Some areas feel repetitive, which can make it more difficult to find your way. This is made worse by the map, which wipes whenever you start your game back up. Progress saves and carries over between sessions, but the map is wiped clean with each and every reset.

This can be frustrating, especially if you’re in a particularly difficult area and coming back after a break. Or you know, if your online connection is interrupted. Yup, Diablo II has online servers and if your connection drops, the game does too. Best case, this could mean fast traveling to the next area when the game starts back up, but there’s always a chance you were mere minutes away from a dungeon’s end.

That means you need to run back through the dungeon with a fresh, clean map. Sometimes I could remember the paths I took to reach the area where I died or lost my connection, but it was always annoying. And unnecessary. It certainly isn’t detracting from my experience that much, but I would love an update that adds a Classic/Modern Map Wipe option or something. My character may be starting over, but let me keep my video game map, please.

Diablo II: Resurrected should still impress though. I had never played any version of the game until now, and I can’t put it down. I’ve completed a campaign already, and am also juggling multiple save files with different character classes. I just can’t put it down. I don’t know when I’ll stop playing Diablo II: Resurrected but it’s definitely going to be a few years. And by then, it’ll be time to jump into Diablo III.

This review is based on the Xbox Series X version of the game. A copy was provided to us by Blizzard Entertainment.

Diablo II: Resurrected

Diablo II remains untouched from its original release outside of new graphics and quality of life changes, but that's mostly not a problem.
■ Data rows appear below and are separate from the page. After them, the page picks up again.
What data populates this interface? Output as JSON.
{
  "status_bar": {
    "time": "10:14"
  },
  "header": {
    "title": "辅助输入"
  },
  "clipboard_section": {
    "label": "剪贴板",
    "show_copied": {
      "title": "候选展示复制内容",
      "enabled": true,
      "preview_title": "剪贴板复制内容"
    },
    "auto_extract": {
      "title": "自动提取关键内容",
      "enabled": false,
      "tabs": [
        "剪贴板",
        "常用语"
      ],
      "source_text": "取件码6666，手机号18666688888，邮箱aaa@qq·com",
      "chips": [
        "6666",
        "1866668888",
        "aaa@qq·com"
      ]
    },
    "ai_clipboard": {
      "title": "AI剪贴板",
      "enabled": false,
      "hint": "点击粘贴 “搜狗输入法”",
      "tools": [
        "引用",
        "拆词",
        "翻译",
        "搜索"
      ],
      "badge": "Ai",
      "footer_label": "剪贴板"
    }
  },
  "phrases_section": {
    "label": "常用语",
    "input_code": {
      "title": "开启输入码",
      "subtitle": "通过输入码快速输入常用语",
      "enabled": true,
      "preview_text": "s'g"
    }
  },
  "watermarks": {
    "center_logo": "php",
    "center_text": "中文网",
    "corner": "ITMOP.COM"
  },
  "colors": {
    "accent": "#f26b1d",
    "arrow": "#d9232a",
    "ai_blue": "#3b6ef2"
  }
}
It was ahead of its time back in 2000, and it's barely behind over twenty years later.